- Wikimedia Commons
What will transportation be like for D.C., northern Virginia, and suburban Maryland in 2030? Will there be a killer Purple Line stretching into Maryland, perhaps, or Trolley Cars in the District? Imagine that future year and see if you can think of the priorities that Metro officials and others have discussed. The future of the next 20 years may be mysterious for many of us, but let me suggest another question: Do you think the region's transportation authorities have a sense of long-term transportation priorities and plans?
Here's a sad fact, riders. Based on a recent and fascinating survey of 45 of the region's transportation experts (engineers, urban planners, and traffic experts with generally more than two decades' experience), no one has any faith or sense of the long-term priorities of Metro and other transportation institutions, looking toward 2030. The survey, conducted by the Northern Virginia Transportation Alliance and the Suburban Maryland Transportation Alliance on behalf of the 2030 Group, examines what these experts saw as the region's appropriate priorities and a lack of coherent, consistent vision guiding authorities currently (PDF).
What they called the most striking conclusion was the following: "The vast majority of the very people who should be most informed about regional transportation priorities agree that no such list for the Metropolitan Washington Region exists today." It gets worse from there.
Three of four experts(74.4%) didn't believe National Capital Region had well-defined shortlist of game-changing priorities. The respondents seemed to have a better idea of priorities in suburban Maryland, but the results still strike me as ominous.
What priorities did these experts point to?
Metro maintenance rather than new developments; new and improved bridges and highway connections; bus rapid transit; better, transit-focused use of land.

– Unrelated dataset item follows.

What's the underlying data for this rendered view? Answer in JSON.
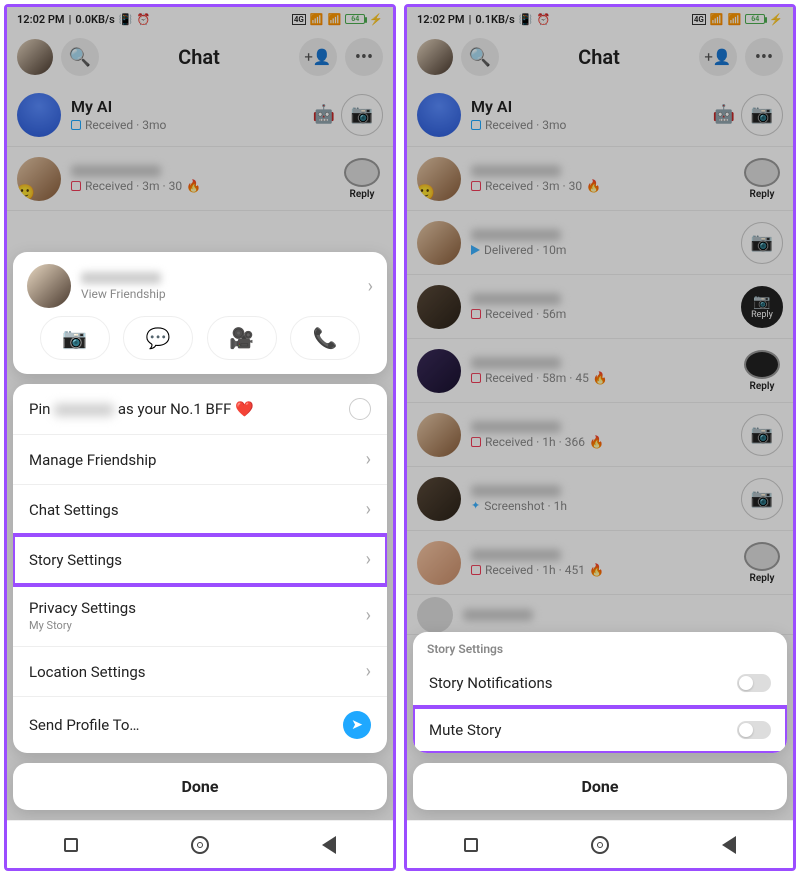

The makers of the survey advise focusing on those priorities that matter and on which experts have reached a consensus. The survey provides a good regional breakdown, looking at how different transportation experts responded to the priorities of northern Virginia versus the District versus suburban Maryland. The broad takeaway seems to be that there's little regional focus these days, that planning happens in a more haphazard than strategic way.
One thought that strikes me is that it's more difficult now than ever to plan for what the world of transportation will look like in 2030. Yes, transportation authorities do need to have that far-reaching vision, especially regarding issues like maintenance and highway connections. But we can't always predict precisely how the region will grow and change. It's constantly expanding in terms of population, in gentrification, and most challengingly, in the types of technology that create our world of transportation. What will the hybrid buses of D.C. be like in 10 years, for instance, or the capacity of Metro trains? Consider how driving has changed since the advent of GPS.

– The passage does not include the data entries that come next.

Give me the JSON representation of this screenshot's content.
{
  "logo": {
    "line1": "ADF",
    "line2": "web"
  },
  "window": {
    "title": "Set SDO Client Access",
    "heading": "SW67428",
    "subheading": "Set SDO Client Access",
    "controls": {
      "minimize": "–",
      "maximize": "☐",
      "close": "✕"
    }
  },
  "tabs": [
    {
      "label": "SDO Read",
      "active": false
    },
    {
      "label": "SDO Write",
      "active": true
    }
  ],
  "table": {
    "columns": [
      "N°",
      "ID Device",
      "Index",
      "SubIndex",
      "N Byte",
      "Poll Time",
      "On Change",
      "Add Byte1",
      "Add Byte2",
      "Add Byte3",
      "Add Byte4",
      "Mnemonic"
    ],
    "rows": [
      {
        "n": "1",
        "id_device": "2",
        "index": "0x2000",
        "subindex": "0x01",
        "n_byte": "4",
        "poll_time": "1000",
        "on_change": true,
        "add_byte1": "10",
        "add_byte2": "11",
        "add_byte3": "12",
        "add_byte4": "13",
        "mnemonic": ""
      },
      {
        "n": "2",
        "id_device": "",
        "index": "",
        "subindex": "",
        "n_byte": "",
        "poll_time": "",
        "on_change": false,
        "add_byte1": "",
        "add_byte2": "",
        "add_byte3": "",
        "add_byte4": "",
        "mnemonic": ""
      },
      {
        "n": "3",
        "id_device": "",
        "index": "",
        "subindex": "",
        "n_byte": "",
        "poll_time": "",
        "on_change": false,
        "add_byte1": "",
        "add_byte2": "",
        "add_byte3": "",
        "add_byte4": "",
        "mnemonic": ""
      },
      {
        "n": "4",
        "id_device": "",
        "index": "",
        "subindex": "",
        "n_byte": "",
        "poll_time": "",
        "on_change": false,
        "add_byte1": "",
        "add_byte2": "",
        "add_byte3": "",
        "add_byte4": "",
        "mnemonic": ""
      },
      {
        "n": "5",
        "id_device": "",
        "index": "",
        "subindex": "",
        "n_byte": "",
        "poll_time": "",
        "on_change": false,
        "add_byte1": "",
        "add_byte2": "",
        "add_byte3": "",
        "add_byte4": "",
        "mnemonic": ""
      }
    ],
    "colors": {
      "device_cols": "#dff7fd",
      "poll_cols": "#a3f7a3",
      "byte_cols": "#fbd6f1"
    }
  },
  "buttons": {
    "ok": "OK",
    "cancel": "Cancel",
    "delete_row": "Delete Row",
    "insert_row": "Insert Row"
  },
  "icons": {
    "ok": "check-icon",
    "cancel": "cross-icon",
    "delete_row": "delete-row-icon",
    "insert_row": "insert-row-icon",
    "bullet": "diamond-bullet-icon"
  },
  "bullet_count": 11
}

Some of these advances we can predict more than others, of course. Check out the survey yourself and see what you think. It's a great wake-up call that time's moving fast, and that strategic, long-term thinking (with proper flexibility to accommodate for changes over time) needs to happen consciously and consistently. Without it, no one's moving anywhere.

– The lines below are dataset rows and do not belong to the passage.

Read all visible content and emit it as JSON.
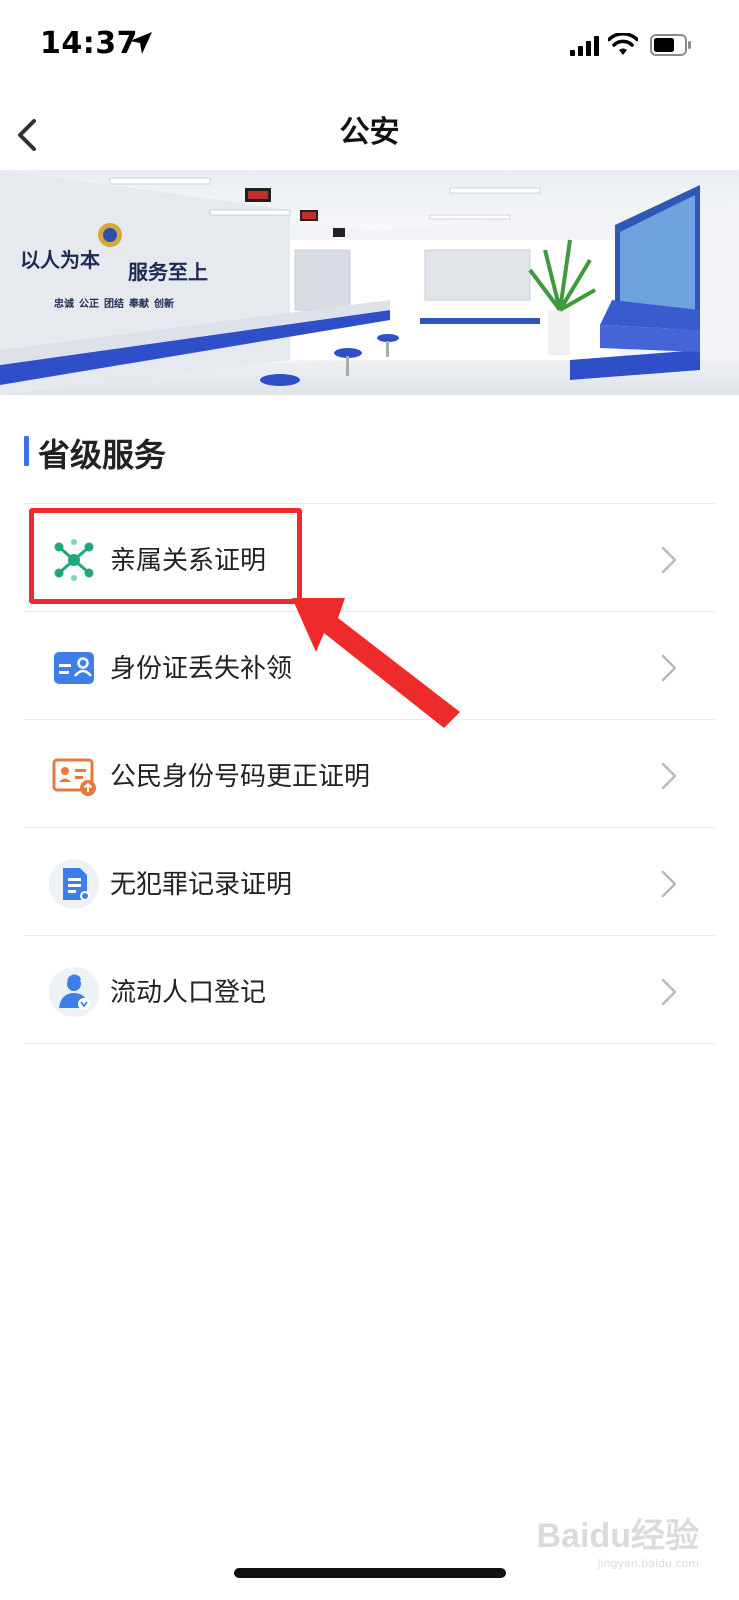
{
  "status_bar": {
    "time": "14:37"
  },
  "nav": {
    "title": "公安"
  },
  "banner": {
    "slogan_left": "以人为本",
    "slogan_right": "服务至上",
    "values_line": "忠诚  公正  团结  奉献  创新"
  },
  "section": {
    "title": "省级服务"
  },
  "services": [
    {
      "label": "亲属关系证明",
      "icon": "network-nodes-icon",
      "color": "#1fa77a"
    },
    {
      "label": "身份证丢失补领",
      "icon": "id-card-icon",
      "color": "#3d7ee8"
    },
    {
      "label": "公民身份号码更正证明",
      "icon": "id-card-upload-icon",
      "color": "#e8793d"
    },
    {
      "label": "无犯罪记录证明",
      "icon": "document-icon",
      "color": "#3d7ee8"
    },
    {
      "label": "流动人口登记",
      "icon": "person-badge-icon",
      "color": "#3d7ee8"
    }
  ],
  "annotation": {
    "highlight_color": "#ee2a2a"
  },
  "watermark": {
    "main": "Baidu经验",
    "sub": "jingyan.baidu.com"
  }
}
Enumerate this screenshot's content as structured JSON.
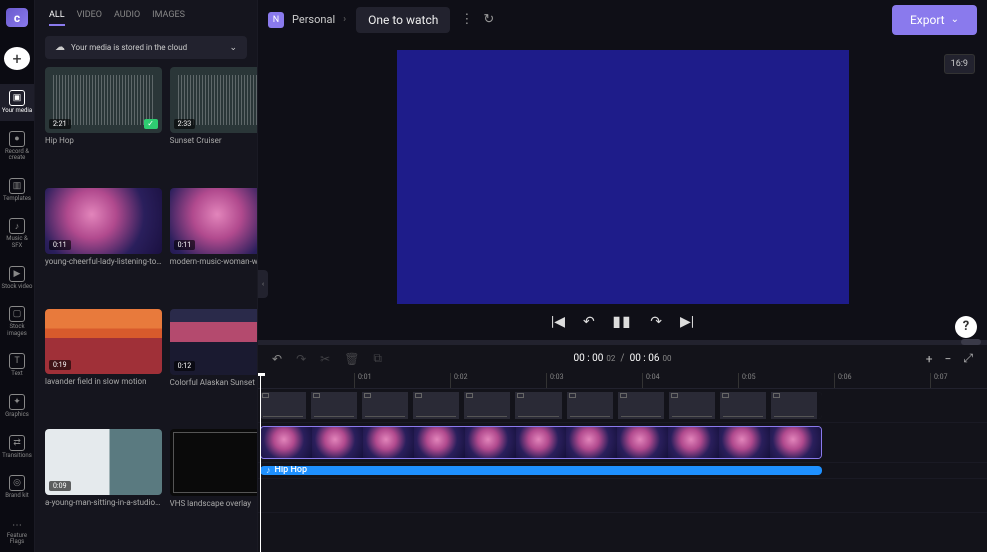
{
  "rail": {
    "items": [
      {
        "label": "Your media"
      },
      {
        "label": "Record & create"
      },
      {
        "label": "Templates"
      },
      {
        "label": "Music & SFX"
      },
      {
        "label": "Stock video"
      },
      {
        "label": "Stock images"
      },
      {
        "label": "Text"
      },
      {
        "label": "Graphics"
      },
      {
        "label": "Transitions"
      },
      {
        "label": "Brand kit"
      }
    ],
    "flags_label": "Feature Flags"
  },
  "tabs": {
    "all": "ALL",
    "video": "VIDEO",
    "audio": "AUDIO",
    "images": "IMAGES"
  },
  "cloud_bar": "Your media is stored in the cloud",
  "media": [
    {
      "dur": "2:21",
      "name": "Hip Hop",
      "check": true,
      "style": "audio"
    },
    {
      "dur": "2:33",
      "name": "Sunset Cruiser",
      "check": false,
      "style": "audio"
    },
    {
      "dur": "0:11",
      "name": "young-cheerful-lady-listening-to…",
      "check": false,
      "style": "woman"
    },
    {
      "dur": "0:11",
      "name": "modern-music-woman-wearing-…",
      "check": true,
      "style": "woman"
    },
    {
      "dur": "0:19",
      "name": "lavander field in slow motion",
      "check": false,
      "style": "lavender"
    },
    {
      "dur": "0:12",
      "name": "Colorful Alaskan Sunset",
      "check": false,
      "style": "alaska"
    },
    {
      "dur": "0:09",
      "name": "a-young-man-sitting-in-a-studio…",
      "check": false,
      "style": "man"
    },
    {
      "dur": "",
      "name": "VHS landscape overlay",
      "check": true,
      "style": "vhs"
    }
  ],
  "topbar": {
    "workspace_initial": "N",
    "workspace": "Personal",
    "project": "One to watch",
    "export": "Export"
  },
  "preview": {
    "aspect": "16:9"
  },
  "timeline": {
    "current": "00 : 00",
    "current_frames": "02",
    "total": "00 : 06",
    "total_frames": "00",
    "separator": "/",
    "ticks": [
      "0:01",
      "0:02",
      "0:03",
      "0:04",
      "0:05",
      "0:06",
      "0:07"
    ],
    "audio_clip_name": "Hip Hop"
  }
}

Update, 4:30 p.m.: As Greater Greater Washington points out, the survey does come from regional business interests and civic groups, which naturally raises questions about its analysis. Fair enough. As Greater Greater Washington also mentions, The Washington Post features a good point from Robert Thomson in which he breaks down the virtues and vices of the source when it comes to the analysis's credibility. Please check that out as well, and I'm sorry for not flagging it earlier. I still think the 2030 report is worth reading and agree with the broader examination of strategy in our thinking about how the Metro is growing--and I also agree that the premise of both the report and that thinking should be rigorously questioned as to how the greater D.C. region moves toward a sustainable, better transportation future.